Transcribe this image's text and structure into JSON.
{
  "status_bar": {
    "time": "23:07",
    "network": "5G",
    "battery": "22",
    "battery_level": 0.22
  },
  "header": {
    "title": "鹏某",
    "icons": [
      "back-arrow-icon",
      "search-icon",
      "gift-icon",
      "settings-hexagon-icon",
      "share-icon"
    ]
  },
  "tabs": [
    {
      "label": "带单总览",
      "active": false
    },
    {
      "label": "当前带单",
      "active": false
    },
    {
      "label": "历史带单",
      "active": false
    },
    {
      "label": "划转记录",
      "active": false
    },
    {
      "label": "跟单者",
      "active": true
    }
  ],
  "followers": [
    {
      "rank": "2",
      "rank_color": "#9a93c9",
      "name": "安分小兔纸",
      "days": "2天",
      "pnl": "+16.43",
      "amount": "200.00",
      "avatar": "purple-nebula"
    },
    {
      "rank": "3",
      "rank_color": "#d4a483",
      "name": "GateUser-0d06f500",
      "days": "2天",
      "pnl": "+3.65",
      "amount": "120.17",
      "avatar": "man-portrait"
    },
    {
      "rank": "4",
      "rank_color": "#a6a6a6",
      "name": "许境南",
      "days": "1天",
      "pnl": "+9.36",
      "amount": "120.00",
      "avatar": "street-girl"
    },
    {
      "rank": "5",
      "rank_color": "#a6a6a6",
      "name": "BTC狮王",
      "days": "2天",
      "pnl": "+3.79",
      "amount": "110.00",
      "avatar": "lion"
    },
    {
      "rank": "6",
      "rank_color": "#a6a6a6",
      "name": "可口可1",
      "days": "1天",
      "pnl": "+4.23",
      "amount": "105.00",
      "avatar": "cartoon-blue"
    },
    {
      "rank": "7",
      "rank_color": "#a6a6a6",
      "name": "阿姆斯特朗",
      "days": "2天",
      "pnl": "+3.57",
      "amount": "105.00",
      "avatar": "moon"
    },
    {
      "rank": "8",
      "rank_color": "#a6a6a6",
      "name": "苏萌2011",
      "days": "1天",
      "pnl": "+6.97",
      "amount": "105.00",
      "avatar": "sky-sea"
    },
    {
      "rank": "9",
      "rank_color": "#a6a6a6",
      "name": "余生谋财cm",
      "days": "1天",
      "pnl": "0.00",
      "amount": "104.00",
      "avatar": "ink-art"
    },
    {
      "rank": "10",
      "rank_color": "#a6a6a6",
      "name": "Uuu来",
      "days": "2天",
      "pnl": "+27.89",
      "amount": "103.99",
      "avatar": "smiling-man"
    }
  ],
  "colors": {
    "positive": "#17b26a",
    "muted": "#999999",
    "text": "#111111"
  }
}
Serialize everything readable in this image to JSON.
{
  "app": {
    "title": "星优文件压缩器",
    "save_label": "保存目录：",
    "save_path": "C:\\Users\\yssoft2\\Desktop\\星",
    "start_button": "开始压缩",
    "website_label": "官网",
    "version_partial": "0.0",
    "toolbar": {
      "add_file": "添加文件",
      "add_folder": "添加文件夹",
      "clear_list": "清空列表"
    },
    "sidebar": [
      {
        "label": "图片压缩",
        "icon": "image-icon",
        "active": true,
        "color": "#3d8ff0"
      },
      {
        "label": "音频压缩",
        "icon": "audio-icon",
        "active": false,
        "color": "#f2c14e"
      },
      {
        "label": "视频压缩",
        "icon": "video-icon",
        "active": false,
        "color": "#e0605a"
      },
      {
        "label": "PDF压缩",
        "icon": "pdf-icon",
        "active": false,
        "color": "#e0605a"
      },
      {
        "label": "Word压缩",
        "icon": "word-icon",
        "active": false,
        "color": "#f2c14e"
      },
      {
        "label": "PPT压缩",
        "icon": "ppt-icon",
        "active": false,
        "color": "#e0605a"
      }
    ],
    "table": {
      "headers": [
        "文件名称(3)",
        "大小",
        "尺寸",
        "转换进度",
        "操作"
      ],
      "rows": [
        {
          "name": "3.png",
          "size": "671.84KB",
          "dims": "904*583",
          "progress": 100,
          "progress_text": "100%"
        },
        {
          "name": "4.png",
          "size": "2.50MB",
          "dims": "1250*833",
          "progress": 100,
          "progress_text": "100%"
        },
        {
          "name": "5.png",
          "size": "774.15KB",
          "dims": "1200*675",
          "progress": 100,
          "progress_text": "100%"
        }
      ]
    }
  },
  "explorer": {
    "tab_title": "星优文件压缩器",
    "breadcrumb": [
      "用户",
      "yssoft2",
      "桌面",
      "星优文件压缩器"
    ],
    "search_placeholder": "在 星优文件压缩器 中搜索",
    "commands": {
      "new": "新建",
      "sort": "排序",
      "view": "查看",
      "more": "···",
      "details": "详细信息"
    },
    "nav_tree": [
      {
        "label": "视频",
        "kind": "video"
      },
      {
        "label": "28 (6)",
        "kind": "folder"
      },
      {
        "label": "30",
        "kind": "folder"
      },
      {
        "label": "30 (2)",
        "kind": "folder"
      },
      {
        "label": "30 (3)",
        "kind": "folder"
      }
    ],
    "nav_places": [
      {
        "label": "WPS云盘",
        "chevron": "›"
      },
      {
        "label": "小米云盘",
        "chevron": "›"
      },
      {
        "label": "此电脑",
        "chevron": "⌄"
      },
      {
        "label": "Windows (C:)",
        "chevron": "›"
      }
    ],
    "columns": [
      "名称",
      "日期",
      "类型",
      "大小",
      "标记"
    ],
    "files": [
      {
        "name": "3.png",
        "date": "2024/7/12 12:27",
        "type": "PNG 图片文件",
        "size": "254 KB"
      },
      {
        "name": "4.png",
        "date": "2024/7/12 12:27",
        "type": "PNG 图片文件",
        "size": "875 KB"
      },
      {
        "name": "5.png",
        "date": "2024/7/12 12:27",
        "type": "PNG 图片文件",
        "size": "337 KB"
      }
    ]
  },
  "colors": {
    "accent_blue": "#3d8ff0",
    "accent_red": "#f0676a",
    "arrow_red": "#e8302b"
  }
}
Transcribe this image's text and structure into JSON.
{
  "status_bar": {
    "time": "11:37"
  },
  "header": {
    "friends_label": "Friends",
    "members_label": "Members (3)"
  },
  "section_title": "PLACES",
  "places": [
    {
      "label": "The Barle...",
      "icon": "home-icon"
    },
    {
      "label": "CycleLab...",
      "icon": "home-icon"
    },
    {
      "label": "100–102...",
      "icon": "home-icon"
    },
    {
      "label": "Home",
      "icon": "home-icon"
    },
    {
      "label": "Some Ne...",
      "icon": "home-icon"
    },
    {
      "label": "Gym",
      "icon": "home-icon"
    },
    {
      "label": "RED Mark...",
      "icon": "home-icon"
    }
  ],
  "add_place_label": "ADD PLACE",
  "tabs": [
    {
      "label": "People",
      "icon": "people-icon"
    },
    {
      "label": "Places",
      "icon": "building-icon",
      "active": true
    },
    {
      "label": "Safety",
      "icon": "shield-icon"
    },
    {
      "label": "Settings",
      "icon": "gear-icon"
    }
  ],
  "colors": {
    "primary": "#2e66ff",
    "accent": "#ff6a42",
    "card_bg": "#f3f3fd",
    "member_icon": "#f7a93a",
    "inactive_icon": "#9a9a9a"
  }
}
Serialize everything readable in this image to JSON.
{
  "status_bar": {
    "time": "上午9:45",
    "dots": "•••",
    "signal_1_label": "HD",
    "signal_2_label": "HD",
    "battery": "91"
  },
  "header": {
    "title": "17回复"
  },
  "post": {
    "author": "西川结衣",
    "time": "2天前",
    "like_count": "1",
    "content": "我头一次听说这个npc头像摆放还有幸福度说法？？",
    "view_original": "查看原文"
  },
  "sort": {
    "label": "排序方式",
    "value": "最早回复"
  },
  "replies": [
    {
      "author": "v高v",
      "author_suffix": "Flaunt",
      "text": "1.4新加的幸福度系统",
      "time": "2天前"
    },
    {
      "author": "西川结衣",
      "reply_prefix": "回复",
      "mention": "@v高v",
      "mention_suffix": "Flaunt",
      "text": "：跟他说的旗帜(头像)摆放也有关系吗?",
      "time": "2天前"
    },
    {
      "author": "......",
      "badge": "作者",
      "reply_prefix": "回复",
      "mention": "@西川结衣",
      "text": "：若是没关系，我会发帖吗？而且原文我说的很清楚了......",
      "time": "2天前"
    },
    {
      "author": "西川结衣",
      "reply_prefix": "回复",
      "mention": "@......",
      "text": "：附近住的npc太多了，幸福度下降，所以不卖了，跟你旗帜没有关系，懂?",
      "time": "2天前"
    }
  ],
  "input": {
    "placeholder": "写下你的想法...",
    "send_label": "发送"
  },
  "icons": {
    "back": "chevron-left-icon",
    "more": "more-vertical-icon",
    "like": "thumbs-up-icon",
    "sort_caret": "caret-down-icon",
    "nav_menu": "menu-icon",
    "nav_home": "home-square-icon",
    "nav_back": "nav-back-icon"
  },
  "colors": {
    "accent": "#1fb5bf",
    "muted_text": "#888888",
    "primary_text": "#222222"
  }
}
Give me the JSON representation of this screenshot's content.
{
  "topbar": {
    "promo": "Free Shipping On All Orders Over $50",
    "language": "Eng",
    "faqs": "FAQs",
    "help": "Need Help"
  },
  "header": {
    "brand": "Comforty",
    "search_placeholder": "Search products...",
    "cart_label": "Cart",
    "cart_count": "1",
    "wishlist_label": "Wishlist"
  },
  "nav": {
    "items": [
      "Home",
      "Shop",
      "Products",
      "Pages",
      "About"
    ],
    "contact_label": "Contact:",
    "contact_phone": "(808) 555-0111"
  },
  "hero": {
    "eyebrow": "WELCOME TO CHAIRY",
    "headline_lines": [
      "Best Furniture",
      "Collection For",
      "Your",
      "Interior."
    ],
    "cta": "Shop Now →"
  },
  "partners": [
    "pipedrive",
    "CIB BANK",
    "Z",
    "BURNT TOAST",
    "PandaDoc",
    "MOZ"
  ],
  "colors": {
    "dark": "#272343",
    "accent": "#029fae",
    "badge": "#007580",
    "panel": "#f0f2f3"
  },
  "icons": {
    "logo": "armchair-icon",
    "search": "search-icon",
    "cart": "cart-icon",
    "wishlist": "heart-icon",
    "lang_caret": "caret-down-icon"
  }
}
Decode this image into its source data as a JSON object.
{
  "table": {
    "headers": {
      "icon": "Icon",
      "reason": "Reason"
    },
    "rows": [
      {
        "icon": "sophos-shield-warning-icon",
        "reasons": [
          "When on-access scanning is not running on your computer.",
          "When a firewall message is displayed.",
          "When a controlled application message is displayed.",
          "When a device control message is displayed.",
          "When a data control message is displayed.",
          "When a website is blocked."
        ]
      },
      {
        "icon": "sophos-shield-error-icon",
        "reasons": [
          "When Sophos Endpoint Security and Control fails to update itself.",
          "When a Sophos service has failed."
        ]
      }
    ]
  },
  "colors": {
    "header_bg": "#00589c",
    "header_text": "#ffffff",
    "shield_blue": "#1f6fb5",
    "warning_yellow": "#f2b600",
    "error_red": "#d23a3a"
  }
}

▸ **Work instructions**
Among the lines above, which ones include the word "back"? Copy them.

▸ **Solution to this exercise**
      "back-arrow-icon",
    "back": "chevron-left-icon",
    "nav_back": "nav-back-icon"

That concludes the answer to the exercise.